→ **Data supplied**
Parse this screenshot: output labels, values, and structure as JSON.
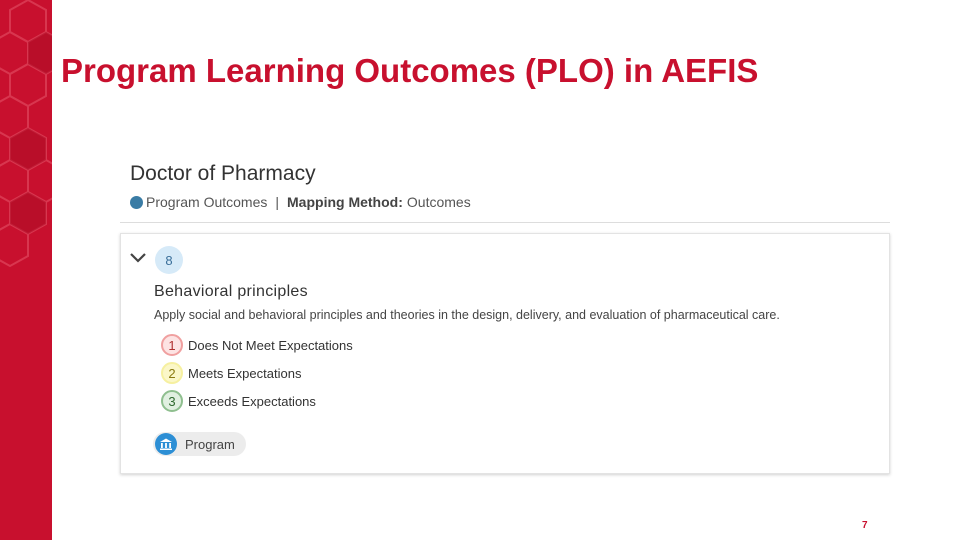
{
  "slide": {
    "title": "Program Learning Outcomes (PLO) in AEFIS",
    "page_number": "7",
    "accent_color": "#c8102e"
  },
  "program": {
    "name": "Doctor of Pharmacy",
    "type": "Program Outcomes",
    "separator": "|",
    "mapping_label": "Mapping Method:",
    "mapping_value": "Outcomes",
    "status_icon": "circle-dot-icon"
  },
  "outcome": {
    "number": "8",
    "title": "Behavioral principles",
    "description": "Apply social and behavioral principles and theories in the design, delivery, and evaluation of pharmaceutical care.",
    "expand_icon": "chevron-down-icon"
  },
  "levels": [
    {
      "num": "1",
      "label": "Does Not Meet Expectations",
      "color": "#f0a0a0"
    },
    {
      "num": "2",
      "label": "Meets Expectations",
      "color": "#f6f0a0"
    },
    {
      "num": "3",
      "label": "Exceeds Expectations",
      "color": "#8fbf8f"
    }
  ],
  "scope": {
    "label": "Program",
    "icon": "institution-icon",
    "icon_color": "#2d8fd5"
  }
}
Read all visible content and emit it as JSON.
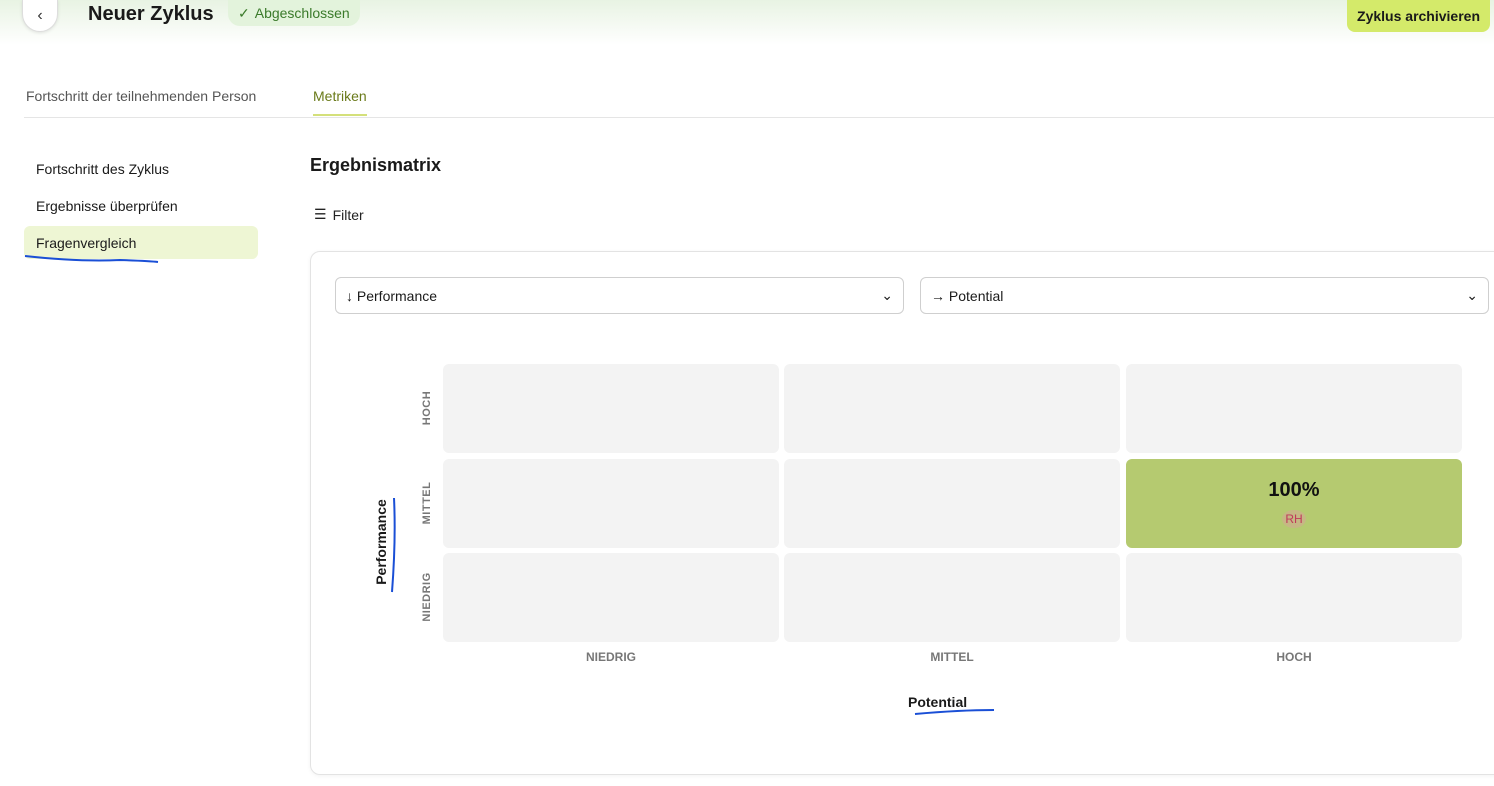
{
  "header": {
    "title": "Neuer Zyklus",
    "status": "Abgeschlossen",
    "archive_button": "Zyklus archivieren"
  },
  "tabs": [
    {
      "label": "Fortschritt der teilnehmenden Person"
    },
    {
      "label": "Metriken"
    }
  ],
  "sidebar": {
    "items": [
      {
        "label": "Fortschritt des Zyklus"
      },
      {
        "label": "Ergebnisse überprüfen"
      },
      {
        "label": "Fragenvergleich"
      }
    ]
  },
  "main": {
    "title": "Ergebnismatrix",
    "filter_label": "Filter",
    "y_select": "Performance",
    "x_select": "Potential",
    "y_axis_label": "Performance",
    "x_axis_label": "Potential",
    "y_levels": [
      "HOCH",
      "MITTEL",
      "NIEDRIG"
    ],
    "x_levels": [
      "NIEDRIG",
      "MITTEL",
      "HOCH"
    ],
    "highlight": {
      "percent": "100%",
      "initials": "RH"
    }
  },
  "colors": {
    "accent": "#d4ea6a",
    "highlight_cell": "#b5ca70",
    "annotation": "#1a4fd6"
  }
}
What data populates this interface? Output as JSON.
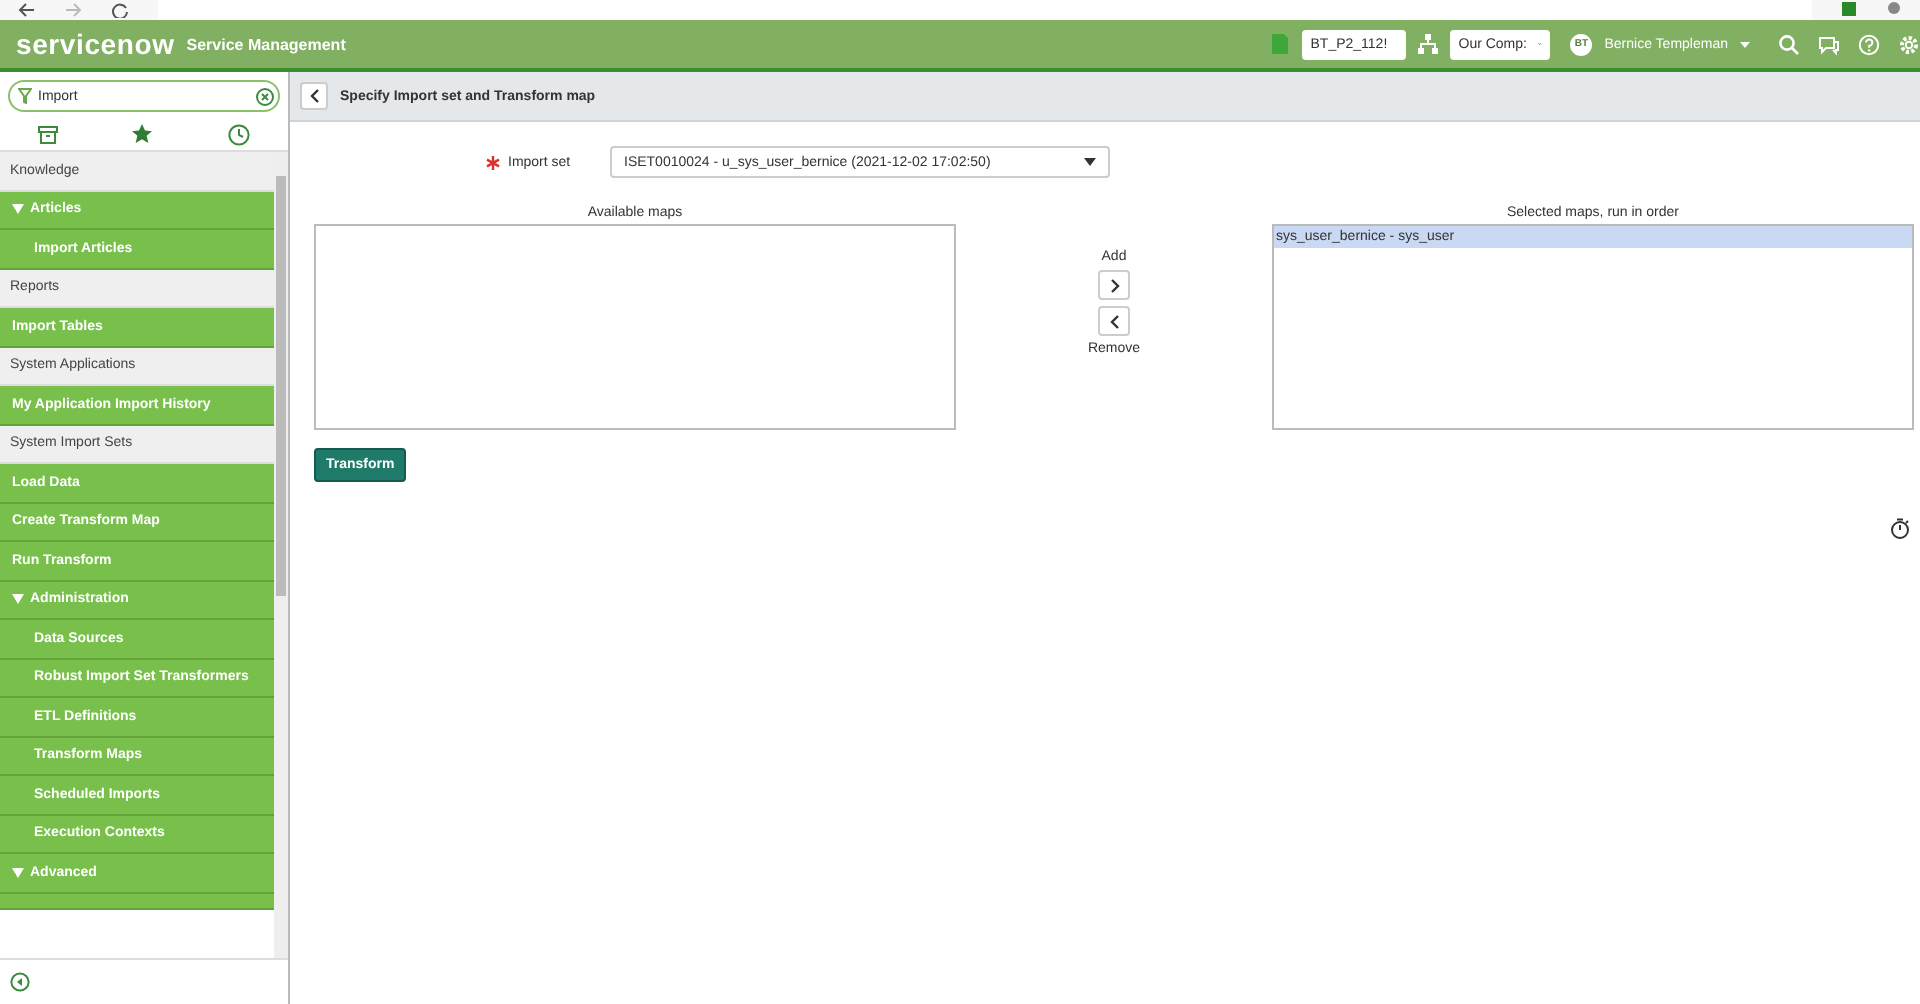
{
  "header": {
    "logo": "servicenow",
    "product": "Service Management",
    "update_set": "BT_P2_112!",
    "company": "Our Comp:",
    "user": {
      "initials": "BT",
      "name": "Bernice Templeman"
    }
  },
  "sidebar": {
    "filter": {
      "value": "Import"
    },
    "items": [
      {
        "label": "Knowledge",
        "kind": "section",
        "children": [
          {
            "label": "Articles",
            "kind": "module",
            "expanded": true,
            "children": [
              {
                "label": "Import Articles",
                "kind": "module"
              }
            ]
          }
        ]
      },
      {
        "label": "Reports",
        "kind": "section",
        "children": [
          {
            "label": "Import Tables",
            "kind": "module"
          }
        ]
      },
      {
        "label": "System Applications",
        "kind": "section",
        "children": [
          {
            "label": "My Application Import History",
            "kind": "module"
          }
        ]
      },
      {
        "label": "System Import Sets",
        "kind": "section",
        "children": [
          {
            "label": "Load Data",
            "kind": "module"
          },
          {
            "label": "Create Transform Map",
            "kind": "module"
          },
          {
            "label": "Run Transform",
            "kind": "module"
          },
          {
            "label": "Administration",
            "kind": "module",
            "expanded": true,
            "children": [
              {
                "label": "Data Sources",
                "kind": "module"
              },
              {
                "label": "Robust Import Set Transformers",
                "kind": "module"
              },
              {
                "label": "ETL Definitions",
                "kind": "module"
              },
              {
                "label": "Transform Maps",
                "kind": "module"
              },
              {
                "label": "Scheduled Imports",
                "kind": "module"
              },
              {
                "label": "Execution Contexts",
                "kind": "module"
              }
            ]
          },
          {
            "label": "Advanced",
            "kind": "module",
            "expanded": true
          }
        ]
      }
    ]
  },
  "page": {
    "title": "Specify Import set and Transform map",
    "import_set": {
      "label": "Import set",
      "required": true,
      "value": "ISET0010024 - u_sys_user_bernice (2021-12-02 17:02:50)"
    },
    "available_maps": {
      "label": "Available maps"
    },
    "add_label": "Add",
    "remove_label": "Remove",
    "selected_maps": {
      "label": "Selected maps, run in order",
      "options": [
        {
          "text": "sys_user_bernice - sys_user",
          "selected": true
        }
      ]
    },
    "transform_button": "Transform"
  }
}
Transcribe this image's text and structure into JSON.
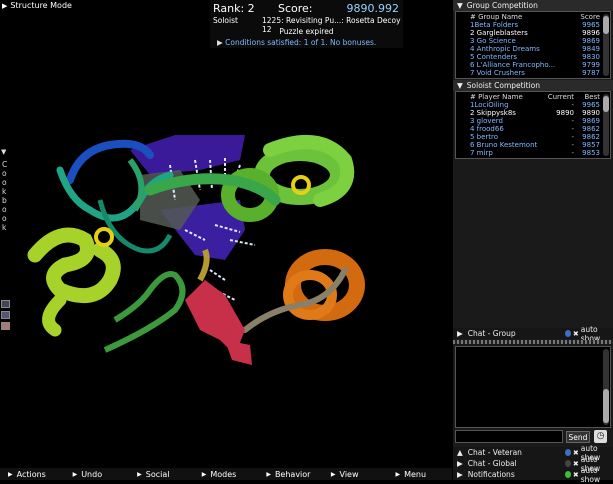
{
  "viewport": {
    "mode_label": "Structure Mode"
  },
  "score_panel": {
    "rank": "Rank: 2",
    "score_label": "Score:",
    "score_value": "9890.992",
    "player": "Soloist",
    "puzzle": "1225: Revisiting Pu...: Rosetta Decoy 12",
    "status": "Puzzle expired",
    "conditions": "Conditions satisfied: 1 of 1. No bonuses."
  },
  "cookbook": {
    "label": "Cookbook"
  },
  "group_competition": {
    "title": "Group Competition",
    "headers": {
      "name": "# Group Name",
      "score": "Score"
    },
    "rows": [
      {
        "name": "1Beta Folders",
        "score": "9965",
        "self": false
      },
      {
        "name": "2 Gargleblasters",
        "score": "9896",
        "self": true
      },
      {
        "name": "3 Go Science",
        "score": "9869",
        "self": false
      },
      {
        "name": "4 Anthropic Dreams",
        "score": "9849",
        "self": false
      },
      {
        "name": "5 Contenders",
        "score": "9830",
        "self": false
      },
      {
        "name": "6 L'Alliance Francopho...",
        "score": "9799",
        "self": false
      },
      {
        "name": "7 Void Crushers",
        "score": "9787",
        "self": false
      }
    ]
  },
  "soloist_competition": {
    "title": "Soloist Competition",
    "headers": {
      "name": "# Player Name",
      "current": "Current",
      "best": "Best"
    },
    "rows": [
      {
        "name": "1LociOiling",
        "current": "-",
        "best": "9965",
        "self": false
      },
      {
        "name": "2 Skippysk8s",
        "current": "9890",
        "best": "9890",
        "self": true
      },
      {
        "name": "3 gloverd",
        "current": "-",
        "best": "9869",
        "self": false
      },
      {
        "name": "4 frood66",
        "current": "-",
        "best": "9862",
        "self": false
      },
      {
        "name": "5 bertro",
        "current": "-",
        "best": "9862",
        "self": false
      },
      {
        "name": "6 Bruno Kestemont",
        "current": "-",
        "best": "9857",
        "self": false
      },
      {
        "name": "7 mirp",
        "current": "-",
        "best": "9853",
        "self": false
      }
    ]
  },
  "chat_group": {
    "title": "Chat - Group",
    "auto_show": "auto show",
    "send": "Send"
  },
  "chats": [
    {
      "title": "Chat - Veteran",
      "auto_show": "auto show",
      "color": "#3a6fc4"
    },
    {
      "title": "Chat - Global",
      "auto_show": "auto show",
      "color": "#444444"
    },
    {
      "title": "Notifications",
      "auto_show": "auto show",
      "color": "#3bbf3b"
    }
  ],
  "toolbar": [
    {
      "label": "Actions",
      "name": "actions-menu"
    },
    {
      "label": "Undo",
      "name": "undo-menu"
    },
    {
      "label": "Social",
      "name": "social-menu"
    },
    {
      "label": "Modes",
      "name": "modes-menu"
    },
    {
      "label": "Behavior",
      "name": "behavior-menu"
    },
    {
      "label": "View",
      "name": "view-menu"
    },
    {
      "label": "Menu",
      "name": "main-menu"
    }
  ]
}
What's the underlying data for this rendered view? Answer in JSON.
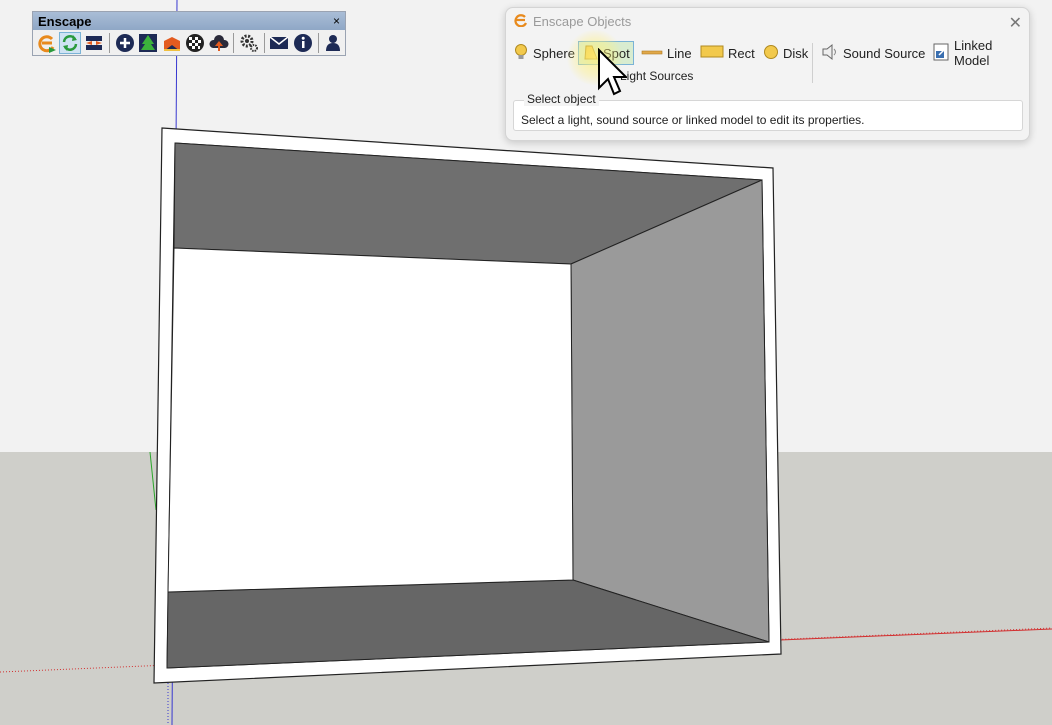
{
  "enscape_toolbar": {
    "title": "Enscape",
    "close_glyph": "×",
    "buttons": [
      {
        "name": "start-enscape-icon",
        "color": "#e88a1d"
      },
      {
        "name": "live-update-icon",
        "color": "#2a9a3d"
      },
      {
        "name": "sync-views-icon",
        "color": "#3a3a3a"
      },
      {
        "name": "add-view-icon",
        "color": "#1d2a55"
      },
      {
        "name": "asset-library-icon",
        "color": "#2a8a2a"
      },
      {
        "name": "material-editor-icon",
        "color": "#e35b1f"
      },
      {
        "name": "panorama-icon",
        "color": "#222222"
      },
      {
        "name": "web-upload-icon",
        "color": "#2a2a3a"
      },
      {
        "name": "settings-icon",
        "color": "#333333"
      },
      {
        "name": "feedback-icon",
        "color": "#1d2a55"
      },
      {
        "name": "about-icon",
        "color": "#1d2a55"
      },
      {
        "name": "account-icon",
        "color": "#1d2a55"
      }
    ]
  },
  "objects_panel": {
    "title": "Enscape Objects",
    "close_glyph": "✕",
    "tools": {
      "sphere": "Sphere",
      "spot": "Spot",
      "line": "Line",
      "rect": "Rect",
      "disk": "Disk",
      "sound_source": "Sound Source",
      "linked_model": "Linked Model"
    },
    "group_label": "Light Sources",
    "property_legend": "Select object",
    "property_text": "Select a light, sound source or linked model to edit its properties."
  },
  "colors": {
    "sky": "#f2f2f2",
    "ground": "#cfcfca",
    "accent": "#e88a1d",
    "active_tool_fill": "#d8ecd0",
    "active_tool_border": "#7ab3d6"
  }
}
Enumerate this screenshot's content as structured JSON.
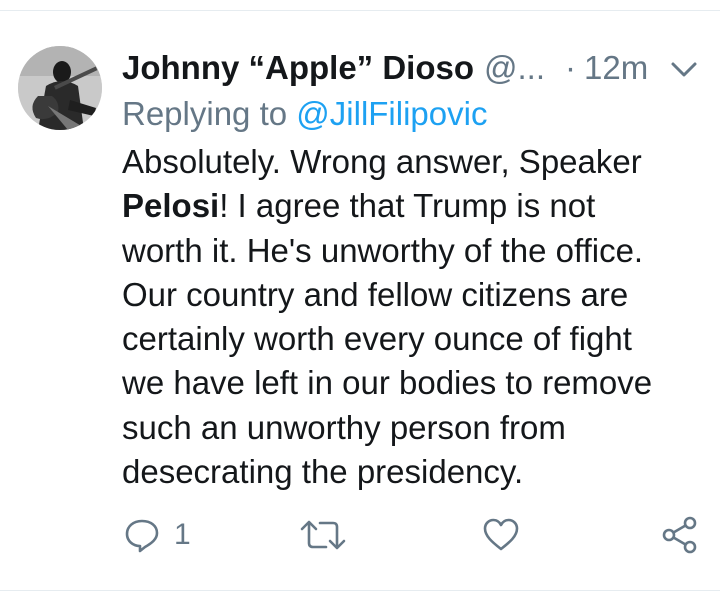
{
  "tweet": {
    "author_name": "Johnny “Apple” Dioso",
    "author_handle": "@...",
    "separator": "·",
    "timestamp": "12m",
    "replying_prefix": "Replying to",
    "replying_to": "@JillFilipovic",
    "text_lines": [
      "Absolutely. Wrong answer, Speaker",
      "Pelosi",
      "! I agree that Trump is not",
      "worth it. He's unworthy of the office.",
      "Our country and fellow citizens are",
      "certainly worth every ounce of fight",
      "we have left in our bodies to remove",
      "such an unworthy person from",
      "desecrating the presidency."
    ]
  },
  "actions": {
    "reply_count": "1",
    "icons": [
      "reply-icon",
      "retweet-icon",
      "like-icon",
      "share-icon"
    ]
  },
  "colors": {
    "text": "#14171a",
    "secondary": "#657786",
    "link": "#1da1f2",
    "divider": "#e6ecf0"
  }
}
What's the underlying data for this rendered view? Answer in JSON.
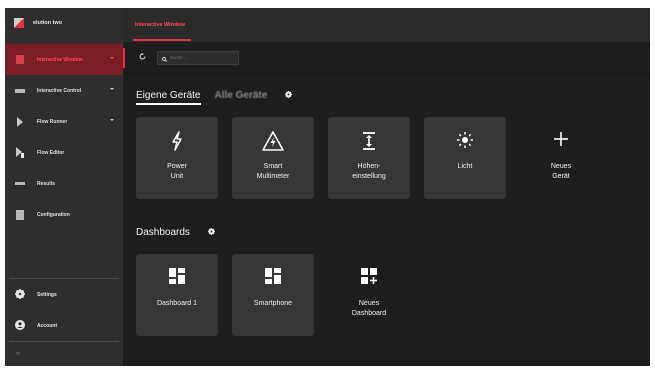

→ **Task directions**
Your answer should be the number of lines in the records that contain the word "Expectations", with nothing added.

→ **Reply to the task**
3